**Records from a data collection**
_____
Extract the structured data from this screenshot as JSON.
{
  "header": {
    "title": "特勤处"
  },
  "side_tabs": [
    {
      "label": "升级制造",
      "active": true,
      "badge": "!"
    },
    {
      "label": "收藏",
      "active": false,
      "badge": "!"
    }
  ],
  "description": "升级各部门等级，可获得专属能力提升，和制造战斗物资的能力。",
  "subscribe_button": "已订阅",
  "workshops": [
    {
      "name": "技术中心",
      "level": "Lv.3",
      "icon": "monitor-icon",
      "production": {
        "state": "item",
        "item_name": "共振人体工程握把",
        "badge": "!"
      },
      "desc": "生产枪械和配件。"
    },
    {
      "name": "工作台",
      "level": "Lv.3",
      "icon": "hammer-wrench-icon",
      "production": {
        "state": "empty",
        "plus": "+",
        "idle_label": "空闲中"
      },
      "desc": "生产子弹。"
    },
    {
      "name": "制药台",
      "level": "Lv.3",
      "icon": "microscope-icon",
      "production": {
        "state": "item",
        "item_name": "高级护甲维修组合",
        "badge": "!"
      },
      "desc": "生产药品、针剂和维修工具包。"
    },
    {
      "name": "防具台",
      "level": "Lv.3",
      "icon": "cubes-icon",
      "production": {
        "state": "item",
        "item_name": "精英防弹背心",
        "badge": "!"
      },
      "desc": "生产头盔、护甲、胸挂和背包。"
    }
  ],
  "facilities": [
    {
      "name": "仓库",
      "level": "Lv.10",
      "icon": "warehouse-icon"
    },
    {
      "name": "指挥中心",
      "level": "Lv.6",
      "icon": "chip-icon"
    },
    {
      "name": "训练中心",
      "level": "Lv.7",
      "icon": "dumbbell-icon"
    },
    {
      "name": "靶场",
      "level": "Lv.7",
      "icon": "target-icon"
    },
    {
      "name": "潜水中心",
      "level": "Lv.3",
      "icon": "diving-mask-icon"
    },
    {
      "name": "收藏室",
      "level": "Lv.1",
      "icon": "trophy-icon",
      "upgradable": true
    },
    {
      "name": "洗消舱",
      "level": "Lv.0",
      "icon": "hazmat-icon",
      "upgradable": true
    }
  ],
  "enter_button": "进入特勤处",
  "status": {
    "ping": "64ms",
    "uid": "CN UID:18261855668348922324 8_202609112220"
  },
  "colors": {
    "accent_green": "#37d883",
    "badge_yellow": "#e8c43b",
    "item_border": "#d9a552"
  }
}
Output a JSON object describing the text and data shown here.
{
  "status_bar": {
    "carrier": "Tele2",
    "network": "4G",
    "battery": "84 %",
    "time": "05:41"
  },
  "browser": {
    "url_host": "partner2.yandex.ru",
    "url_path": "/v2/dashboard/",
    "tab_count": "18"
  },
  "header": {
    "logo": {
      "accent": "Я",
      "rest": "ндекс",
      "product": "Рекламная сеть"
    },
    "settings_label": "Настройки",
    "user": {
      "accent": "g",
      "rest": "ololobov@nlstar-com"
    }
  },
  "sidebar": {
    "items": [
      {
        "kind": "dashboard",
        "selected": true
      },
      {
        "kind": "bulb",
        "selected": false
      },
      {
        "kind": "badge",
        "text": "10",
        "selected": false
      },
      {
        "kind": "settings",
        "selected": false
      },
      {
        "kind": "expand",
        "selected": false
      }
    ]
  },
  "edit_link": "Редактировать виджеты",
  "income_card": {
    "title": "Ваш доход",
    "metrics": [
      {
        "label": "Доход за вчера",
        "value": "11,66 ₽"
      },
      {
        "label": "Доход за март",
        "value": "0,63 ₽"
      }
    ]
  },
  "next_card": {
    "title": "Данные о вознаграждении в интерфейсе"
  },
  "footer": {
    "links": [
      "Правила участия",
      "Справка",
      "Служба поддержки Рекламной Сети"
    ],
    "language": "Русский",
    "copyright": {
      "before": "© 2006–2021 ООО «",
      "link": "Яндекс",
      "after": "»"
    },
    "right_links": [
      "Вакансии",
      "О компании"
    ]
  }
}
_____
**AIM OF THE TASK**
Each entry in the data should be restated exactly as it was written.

**RESPONSE AREA**
Extract the structured data from this screenshot as JSON.
{
  "header": {
    "title": "特勤处"
  },
  "side_tabs": [
    {
      "label": "升级制造",
      "active": true,
      "badge": "!"
    },
    {
      "label": "收藏",
      "active": false,
      "badge": "!"
    }
  ],
  "description": "升级各部门等级，可获得专属能力提升，和制造战斗物资的能力。",
  "subscribe_button": "已订阅",
  "workshops": [
    {
      "name": "技术中心",
      "level": "Lv.3",
      "icon": "monitor-icon",
      "production": {
        "state": "item",
        "item_name": "共振人体工程握把",
        "badge": "!"
      },
      "desc": "生产枪械和配件。"
    },
    {
      "name": "工作台",
      "level": "Lv.3",
      "icon": "hammer-wrench-icon",
      "production": {
        "state": "empty",
        "plus": "+",
        "idle_label": "空闲中"
      },
      "desc": "生产子弹。"
    },
    {
      "name": "制药台",
      "level": "Lv.3",
      "icon": "microscope-icon",
      "production": {
        "state": "item",
        "item_name": "高级护甲维修组合",
        "badge": "!"
      },
      "desc": "生产药品、针剂和维修工具包。"
    },
    {
      "name": "防具台",
      "level": "Lv.3",
      "icon": "cubes-icon",
      "production": {
        "state": "item",
        "item_name": "精英防弹背心",
        "badge": "!"
      },
      "desc": "生产头盔、护甲、胸挂和背包。"
    }
  ],
  "facilities": [
    {
      "name": "仓库",
      "level": "Lv.10",
      "icon": "warehouse-icon"
    },
    {
      "name": "指挥中心",
      "level": "Lv.6",
      "icon": "chip-icon"
    },
    {
      "name": "训练中心",
      "level": "Lv.7",
      "icon": "dumbbell-icon"
    },
    {
      "name": "靶场",
      "level": "Lv.7",
      "icon": "target-icon"
    },
    {
      "name": "潜水中心",
      "level": "Lv.3",
      "icon": "diving-mask-icon"
    },
    {
      "name": "收藏室",
      "level": "Lv.1",
      "icon": "trophy-icon",
      "upgradable": true
    },
    {
      "name": "洗消舱",
      "level": "Lv.0",
      "icon": "hazmat-icon",
      "upgradable": true
    }
  ],
  "enter_button": "进入特勤处",
  "status": {
    "ping": "64ms",
    "uid": "CN UID:18261855668348922324 8_202609112220"
  },
  "colors": {
    "accent_green": "#37d883",
    "badge_yellow": "#e8c43b",
    "item_border": "#d9a552"
  }
}
Output a JSON object describing the text and data shown here.
{
  "status_bar": {
    "carrier": "Tele2",
    "network": "4G",
    "battery": "84 %",
    "time": "05:41"
  },
  "browser": {
    "url_host": "partner2.yandex.ru",
    "url_path": "/v2/dashboard/",
    "tab_count": "18"
  },
  "header": {
    "logo": {
      "accent": "Я",
      "rest": "ндекс",
      "product": "Рекламная сеть"
    },
    "settings_label": "Настройки",
    "user": {
      "accent": "g",
      "rest": "ololobov@nlstar-com"
    }
  },
  "sidebar": {
    "items": [
      {
        "kind": "dashboard",
        "selected": true
      },
      {
        "kind": "bulb",
        "selected": false
      },
      {
        "kind": "badge",
        "text": "10",
        "selected": false
      },
      {
        "kind": "settings",
        "selected": false
      },
      {
        "kind": "expand",
        "selected": false
      }
    ]
  },
  "edit_link": "Редактировать виджеты",
  "income_card": {
    "title": "Ваш доход",
    "metrics": [
      {
        "label": "Доход за вчера",
        "value": "11,66 ₽"
      },
      {
        "label": "Доход за март",
        "value": "0,63 ₽"
      }
    ]
  },
  "next_card": {
    "title": "Данные о вознаграждении в интерфейсе"
  },
  "footer": {
    "links": [
      "Правила участия",
      "Справка",
      "Служба поддержки Рекламной Сети"
    ],
    "language": "Русский",
    "copyright": {
      "before": "© 2006–2021 ООО «",
      "link": "Яндекс",
      "after": "»"
    },
    "right_links": [
      "Вакансии",
      "О компании"
    ]
  }
}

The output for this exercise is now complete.